I played on a co-ed hockey team when I was a student at Lakehead University in Thunder Bay, Ontario, and I distinctly remember waking up one morning after a game to find that my fingers and toes were stiff. I thought, "Gee, that's weird," and it got even weirder when I casually mentioned it to a professor and he said, "Well, maybe you have gout." I had never even heard of gout.
When the symptoms didn't go away I consulted my family doctor, and fairly quickly she referred me to a rheumatologist. It was maybe nine months later before I received a diagnosis. Initially, the diagnosis was lupus. It was another four or five years before the diagnosis was changed to RA.
I thought I was a pretty good swimmer when I enrolled in a competitive swimming class. My 14-year-old self was embarrassed! They put me in a beginner class where I towered over everybody else, because they were all five, six years younger.

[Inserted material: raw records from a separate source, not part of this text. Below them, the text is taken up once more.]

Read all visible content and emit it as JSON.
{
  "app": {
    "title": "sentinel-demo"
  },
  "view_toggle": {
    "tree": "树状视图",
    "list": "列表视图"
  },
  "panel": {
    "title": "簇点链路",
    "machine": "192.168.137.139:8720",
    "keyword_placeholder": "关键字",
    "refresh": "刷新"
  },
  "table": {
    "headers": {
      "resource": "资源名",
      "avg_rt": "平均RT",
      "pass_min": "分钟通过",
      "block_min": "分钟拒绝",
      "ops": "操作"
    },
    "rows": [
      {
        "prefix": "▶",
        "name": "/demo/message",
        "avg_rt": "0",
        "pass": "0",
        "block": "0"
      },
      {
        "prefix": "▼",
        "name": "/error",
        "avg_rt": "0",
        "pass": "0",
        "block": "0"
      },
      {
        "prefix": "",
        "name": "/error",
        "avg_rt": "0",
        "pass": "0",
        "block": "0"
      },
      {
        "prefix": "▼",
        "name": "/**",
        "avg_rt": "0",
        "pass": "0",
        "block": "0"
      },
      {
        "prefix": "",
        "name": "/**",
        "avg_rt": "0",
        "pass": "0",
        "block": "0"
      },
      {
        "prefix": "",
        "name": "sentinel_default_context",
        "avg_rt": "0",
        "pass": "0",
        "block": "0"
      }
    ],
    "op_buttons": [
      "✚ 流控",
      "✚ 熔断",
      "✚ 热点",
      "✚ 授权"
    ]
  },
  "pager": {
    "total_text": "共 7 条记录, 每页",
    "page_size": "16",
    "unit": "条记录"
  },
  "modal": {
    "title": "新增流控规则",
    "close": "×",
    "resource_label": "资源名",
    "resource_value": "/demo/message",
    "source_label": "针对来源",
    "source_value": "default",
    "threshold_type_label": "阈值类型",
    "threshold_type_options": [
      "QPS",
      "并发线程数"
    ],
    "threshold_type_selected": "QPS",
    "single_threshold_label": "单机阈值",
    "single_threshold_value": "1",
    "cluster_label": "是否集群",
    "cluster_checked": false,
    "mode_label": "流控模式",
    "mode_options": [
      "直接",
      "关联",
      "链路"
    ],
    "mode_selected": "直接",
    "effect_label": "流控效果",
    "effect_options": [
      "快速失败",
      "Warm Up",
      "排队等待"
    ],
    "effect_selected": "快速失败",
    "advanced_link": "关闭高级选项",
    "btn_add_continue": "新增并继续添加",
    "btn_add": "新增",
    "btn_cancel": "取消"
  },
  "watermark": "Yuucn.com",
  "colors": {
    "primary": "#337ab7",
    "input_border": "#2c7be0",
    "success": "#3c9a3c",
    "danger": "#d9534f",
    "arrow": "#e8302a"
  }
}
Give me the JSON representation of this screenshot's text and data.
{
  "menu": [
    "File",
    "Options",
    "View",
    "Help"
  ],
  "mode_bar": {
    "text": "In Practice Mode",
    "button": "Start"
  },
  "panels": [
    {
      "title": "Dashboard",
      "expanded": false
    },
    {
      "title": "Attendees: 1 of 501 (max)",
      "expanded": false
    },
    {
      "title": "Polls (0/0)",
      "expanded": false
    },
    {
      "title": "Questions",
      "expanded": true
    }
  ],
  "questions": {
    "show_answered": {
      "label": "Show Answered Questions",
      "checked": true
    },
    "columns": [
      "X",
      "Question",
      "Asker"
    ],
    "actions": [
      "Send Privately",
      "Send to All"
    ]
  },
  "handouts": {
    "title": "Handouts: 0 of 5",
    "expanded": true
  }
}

I was determined to improve, so I was willing to endure some humiliation, and am I ever glad I did. I didn't know then that this activity would carry me through the ups and downs of life with rheumatoid arthritis. I feel so much better after my swim -- physically and emotionally. The weightlessness gives me a sense of freedom, something that can often be impaired when rheumatoid arthritis gets its own way.

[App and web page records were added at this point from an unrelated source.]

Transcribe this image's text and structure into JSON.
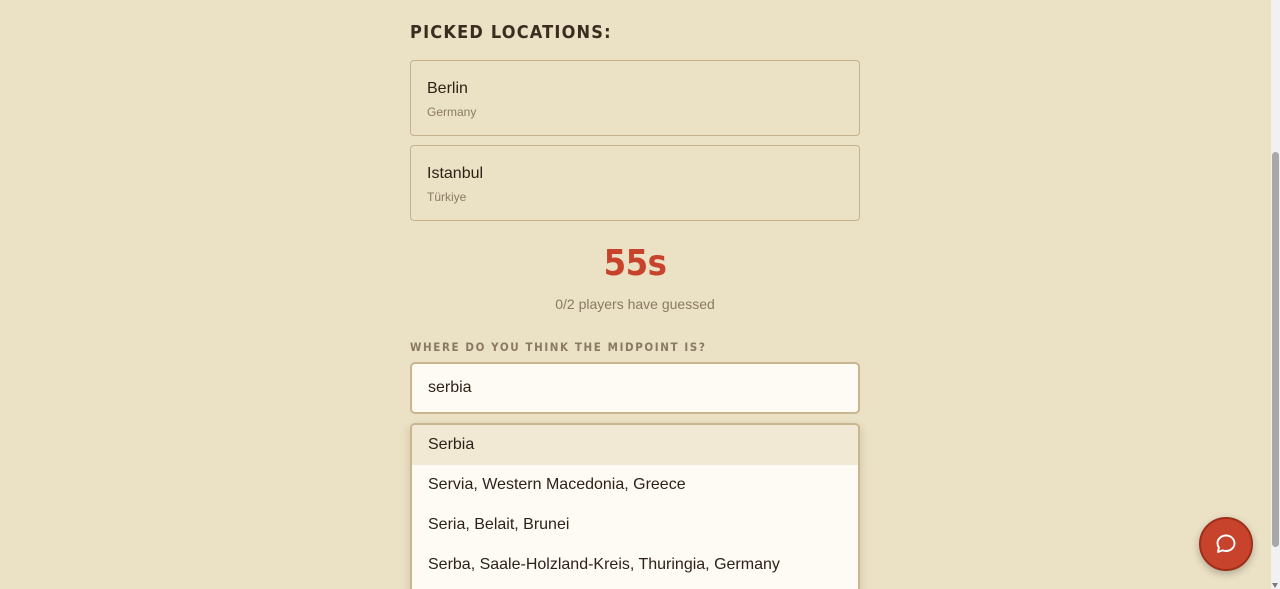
{
  "section_title": "PICKED LOCATIONS:",
  "locations": [
    {
      "name": "Berlin",
      "country": "Germany"
    },
    {
      "name": "Istanbul",
      "country": "Türkiye"
    }
  ],
  "timer": "55s",
  "guessed_status": "0/2 players have guessed",
  "question_label": "WHERE DO YOU THINK THE MIDPOINT IS?",
  "search": {
    "value": "serbia"
  },
  "suggestions": [
    "Serbia",
    "Servia, Western Macedonia, Greece",
    "Seria, Belait, Brunei",
    "Serba, Saale-Holzland-Kreis, Thuringia, Germany"
  ],
  "chat_icon": "chat-bubble-icon",
  "colors": {
    "background": "#ebe1c5",
    "accent": "#c8432b",
    "text": "#3a2c1f",
    "muted": "#8a7a63"
  }
}
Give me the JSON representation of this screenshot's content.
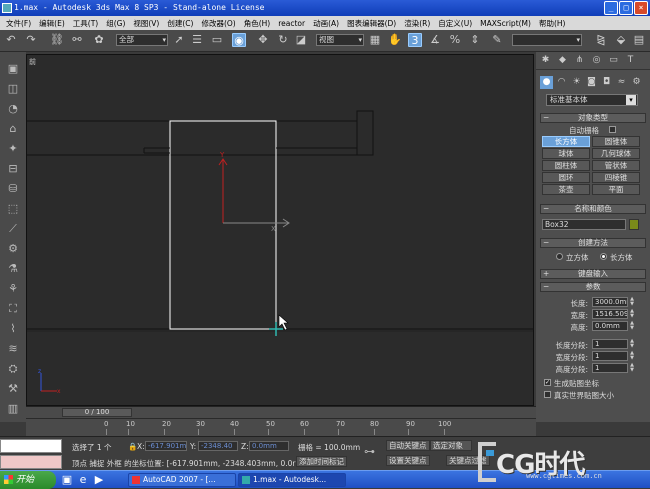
{
  "window": {
    "title": "1.max - Autodesk 3ds Max 8 SP3 - Stand-alone License"
  },
  "menu": [
    "文件(F)",
    "编辑(E)",
    "工具(T)",
    "组(G)",
    "视图(V)",
    "创建(C)",
    "修改器(O)",
    "角色(H)",
    "reactor",
    "动画(A)",
    "图表编辑器(D)",
    "渲染(R)",
    "自定义(U)",
    "MAXScript(M)",
    "帮助(H)"
  ],
  "toolbar": {
    "selection_filter": "全部",
    "ref_coord": "视图",
    "named_selection": ""
  },
  "viewport": {
    "label": "前"
  },
  "command_panel": {
    "category": "标准基本体",
    "object_type": {
      "header": "对象类型",
      "autogrid_label": "自动栅格",
      "buttons": [
        "长方体",
        "圆锥体",
        "球体",
        "几何球体",
        "圆柱体",
        "管状体",
        "圆环",
        "四棱锥",
        "茶壶",
        "平面"
      ],
      "active": "长方体"
    },
    "name_color": {
      "header": "名称和颜色",
      "name": "Box32",
      "color": "#7a8a1a"
    },
    "creation_method": {
      "header": "创建方法",
      "options": [
        "立方体",
        "长方体"
      ],
      "selected": "长方体"
    },
    "keyboard_entry": {
      "header": "键盘输入"
    },
    "params": {
      "header": "参数",
      "fields": [
        {
          "label": "长度:",
          "value": "3000.0mm"
        },
        {
          "label": "宽度:",
          "value": "1516.509"
        },
        {
          "label": "高度:",
          "value": "0.0mm"
        }
      ],
      "segments": [
        {
          "label": "长度分段:",
          "value": "1"
        },
        {
          "label": "宽度分段:",
          "value": "1"
        },
        {
          "label": "高度分段:",
          "value": "1"
        }
      ],
      "gen_mapping": "生成贴图坐标",
      "real_world": "真实世界贴图大小"
    }
  },
  "timeline": {
    "frame": "0 / 100",
    "ticks": [
      "0",
      "10",
      "20",
      "30",
      "40",
      "50",
      "60",
      "70",
      "80",
      "90",
      "100"
    ]
  },
  "status": {
    "selected": "选择了 1 个",
    "x": "-617.901m",
    "y": "-2348.40",
    "z": "0.0mm",
    "grid": "栅格 = 100.0mm",
    "prompt": "顶点 捕捉 外框 的坐标位置: [-617.901mm, -2348.403mm, 0.0r",
    "add_time_tag": "添加时间标记",
    "auto_key": "自动关键点",
    "set_key": "设置关键点",
    "selection_obj": "选定对象",
    "key_filter": "关键点过滤"
  },
  "taskbar": {
    "start": "开始",
    "tasks": [
      "AutoCAD 2007 - [...",
      "1.max - Autodesk..."
    ]
  },
  "watermark": {
    "logo": "CG时代",
    "url": "www.cgtimes.com.cn"
  }
}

I've always led an active life. I was never very good at team sports, but enjoyed individual activities like cycling and skiing. And I was always determined to get better -- as the story about swimming with the younger kids suggests.
When I was finally diagnosed with rheumatoid arthritis in my early twenties, I don't recall thinking, "Oh, no, my life is over." But over the years I had some pretty severe flare-ups. I don't recall them very clearly, even though I know they were bad, but my sister remembers having to bring me a cup of tea and holding the cup for me so I could drink it. And my mom had to pull the blankets up for me when I was in bed, because I couldn't do it myself.
For someone who is very independent, reliance on others can be incredibly frustrating, and it's a huge adjustment. I remember that my mom was concerned and worried about me, of course, and she wanted to help, and I would get so angry with her. It wasn't exactly that I was angry at her, but I was angry at my condition -- that I couldn't do small things for myself. I have never liked people hovering over me and fussing over me, but the fact was I needed some fussing over.
I was thinking to myself just today, while swimming -- which I can still do, thank goodness -- that with this disease the biggest battle is often the emotional one. When you can come to terms with the emotional aspect of RA, then you have a better chance of dealing with the physical limitations. You suffer enough from bodily pain. You have to fight to avoid adding a layer of emotional suffering on top of it.